===== Source records

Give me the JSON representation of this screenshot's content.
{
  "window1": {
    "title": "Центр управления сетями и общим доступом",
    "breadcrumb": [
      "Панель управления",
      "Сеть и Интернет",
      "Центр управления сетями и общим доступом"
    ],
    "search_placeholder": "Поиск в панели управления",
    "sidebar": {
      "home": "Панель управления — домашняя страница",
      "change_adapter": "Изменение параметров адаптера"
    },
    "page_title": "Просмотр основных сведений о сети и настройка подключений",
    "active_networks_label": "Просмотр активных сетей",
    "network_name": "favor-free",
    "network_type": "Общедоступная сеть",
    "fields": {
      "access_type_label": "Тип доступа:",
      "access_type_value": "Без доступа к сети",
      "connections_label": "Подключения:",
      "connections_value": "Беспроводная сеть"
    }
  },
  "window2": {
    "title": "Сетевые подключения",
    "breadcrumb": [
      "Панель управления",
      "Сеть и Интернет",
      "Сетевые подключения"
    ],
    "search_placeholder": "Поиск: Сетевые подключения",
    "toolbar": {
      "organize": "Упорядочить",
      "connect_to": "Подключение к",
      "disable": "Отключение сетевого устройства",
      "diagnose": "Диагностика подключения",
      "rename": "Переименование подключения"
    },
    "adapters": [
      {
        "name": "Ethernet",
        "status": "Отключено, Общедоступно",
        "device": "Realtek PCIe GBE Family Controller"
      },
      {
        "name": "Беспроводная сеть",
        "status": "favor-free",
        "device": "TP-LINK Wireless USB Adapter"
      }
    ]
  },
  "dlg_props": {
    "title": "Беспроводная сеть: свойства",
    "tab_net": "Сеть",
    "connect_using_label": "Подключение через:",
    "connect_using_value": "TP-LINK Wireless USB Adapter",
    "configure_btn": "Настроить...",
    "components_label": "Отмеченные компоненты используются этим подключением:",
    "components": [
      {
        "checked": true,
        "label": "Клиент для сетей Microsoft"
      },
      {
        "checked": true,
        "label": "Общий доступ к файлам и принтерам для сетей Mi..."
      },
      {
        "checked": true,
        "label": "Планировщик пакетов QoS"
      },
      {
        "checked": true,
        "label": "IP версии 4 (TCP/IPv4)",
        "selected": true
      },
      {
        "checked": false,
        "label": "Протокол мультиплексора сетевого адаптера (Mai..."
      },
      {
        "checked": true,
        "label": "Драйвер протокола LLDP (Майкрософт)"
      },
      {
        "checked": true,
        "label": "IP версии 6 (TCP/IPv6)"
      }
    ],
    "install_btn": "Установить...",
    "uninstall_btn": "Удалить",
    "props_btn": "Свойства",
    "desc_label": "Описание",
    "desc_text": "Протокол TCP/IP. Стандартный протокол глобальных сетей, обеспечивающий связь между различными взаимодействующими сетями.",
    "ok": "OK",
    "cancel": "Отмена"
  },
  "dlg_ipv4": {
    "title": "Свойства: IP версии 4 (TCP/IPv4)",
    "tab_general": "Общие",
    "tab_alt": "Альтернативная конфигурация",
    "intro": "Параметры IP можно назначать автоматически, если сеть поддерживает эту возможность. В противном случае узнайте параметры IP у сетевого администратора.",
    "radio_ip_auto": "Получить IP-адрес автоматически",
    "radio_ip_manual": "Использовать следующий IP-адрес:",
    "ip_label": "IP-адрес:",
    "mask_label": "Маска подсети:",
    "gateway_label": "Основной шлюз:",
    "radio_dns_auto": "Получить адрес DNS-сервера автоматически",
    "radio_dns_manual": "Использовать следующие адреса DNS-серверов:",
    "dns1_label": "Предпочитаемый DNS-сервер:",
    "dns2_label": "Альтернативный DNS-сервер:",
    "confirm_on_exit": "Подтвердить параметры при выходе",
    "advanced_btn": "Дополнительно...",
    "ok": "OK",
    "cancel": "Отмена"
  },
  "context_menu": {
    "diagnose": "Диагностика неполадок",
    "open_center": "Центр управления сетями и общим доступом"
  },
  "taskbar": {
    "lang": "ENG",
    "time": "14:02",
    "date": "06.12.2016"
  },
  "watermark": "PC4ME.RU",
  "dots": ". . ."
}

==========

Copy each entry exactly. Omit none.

§ Written solution
Give me the JSON representation of this screenshot's content.
{
  "window1": {
    "title": "Центр управления сетями и общим доступом",
    "breadcrumb": [
      "Панель управления",
      "Сеть и Интернет",
      "Центр управления сетями и общим доступом"
    ],
    "search_placeholder": "Поиск в панели управления",
    "sidebar": {
      "home": "Панель управления — домашняя страница",
      "change_adapter": "Изменение параметров адаптера"
    },
    "page_title": "Просмотр основных сведений о сети и настройка подключений",
    "active_networks_label": "Просмотр активных сетей",
    "network_name": "favor-free",
    "network_type": "Общедоступная сеть",
    "fields": {
      "access_type_label": "Тип доступа:",
      "access_type_value": "Без доступа к сети",
      "connections_label": "Подключения:",
      "connections_value": "Беспроводная сеть"
    }
  },
  "window2": {
    "title": "Сетевые подключения",
    "breadcrumb": [
      "Панель управления",
      "Сеть и Интернет",
      "Сетевые подключения"
    ],
    "search_placeholder": "Поиск: Сетевые подключения",
    "toolbar": {
      "organize": "Упорядочить",
      "connect_to": "Подключение к",
      "disable": "Отключение сетевого устройства",
      "diagnose": "Диагностика подключения",
      "rename": "Переименование подключения"
    },
    "adapters": [
      {
        "name": "Ethernet",
        "status": "Отключено, Общедоступно",
        "device": "Realtek PCIe GBE Family Controller"
      },
      {
        "name": "Беспроводная сеть",
        "status": "favor-free",
        "device": "TP-LINK Wireless USB Adapter"
      }
    ]
  },
  "dlg_props": {
    "title": "Беспроводная сеть: свойства",
    "tab_net": "Сеть",
    "connect_using_label": "Подключение через:",
    "connect_using_value": "TP-LINK Wireless USB Adapter",
    "configure_btn": "Настроить...",
    "components_label": "Отмеченные компоненты используются этим подключением:",
    "components": [
      {
        "checked": true,
        "label": "Клиент для сетей Microsoft"
      },
      {
        "checked": true,
        "label": "Общий доступ к файлам и принтерам для сетей Mi..."
      },
      {
        "checked": true,
        "label": "Планировщик пакетов QoS"
      },
      {
        "checked": true,
        "label": "IP версии 4 (TCP/IPv4)",
        "selected": true
      },
      {
        "checked": false,
        "label": "Протокол мультиплексора сетевого адаптера (Mai..."
      },
      {
        "checked": true,
        "label": "Драйвер протокола LLDP (Майкрософт)"
      },
      {
        "checked": true,
        "label": "IP версии 6 (TCP/IPv6)"
      }
    ],
    "install_btn": "Установить...",
    "uninstall_btn": "Удалить",
    "props_btn": "Свойства",
    "desc_label": "Описание",
    "desc_text": "Протокол TCP/IP. Стандартный протокол глобальных сетей, обеспечивающий связь между различными взаимодействующими сетями.",
    "ok": "OK",
    "cancel": "Отмена"
  },
  "dlg_ipv4": {
    "title": "Свойства: IP версии 4 (TCP/IPv4)",
    "tab_general": "Общие",
    "tab_alt": "Альтернативная конфигурация",
    "intro": "Параметры IP можно назначать автоматически, если сеть поддерживает эту возможность. В противном случае узнайте параметры IP у сетевого администратора.",
    "radio_ip_auto": "Получить IP-адрес автоматически",
    "radio_ip_manual": "Использовать следующий IP-адрес:",
    "ip_label": "IP-адрес:",
    "mask_label": "Маска подсети:",
    "gateway_label": "Основной шлюз:",
    "radio_dns_auto": "Получить адрес DNS-сервера автоматически",
    "radio_dns_manual": "Использовать следующие адреса DNS-серверов:",
    "dns1_label": "Предпочитаемый DNS-сервер:",
    "dns2_label": "Альтернативный DNS-сервер:",
    "confirm_on_exit": "Подтвердить параметры при выходе",
    "advanced_btn": "Дополнительно...",
    "ok": "OK",
    "cancel": "Отмена"
  },
  "context_menu": {
    "diagnose": "Диагностика неполадок",
    "open_center": "Центр управления сетями и общим доступом"
  },
  "taskbar": {
    "lang": "ENG",
    "time": "14:02",
    "date": "06.12.2016"
  },
  "watermark": "PC4ME.RU",
  "dots": ". . ."
}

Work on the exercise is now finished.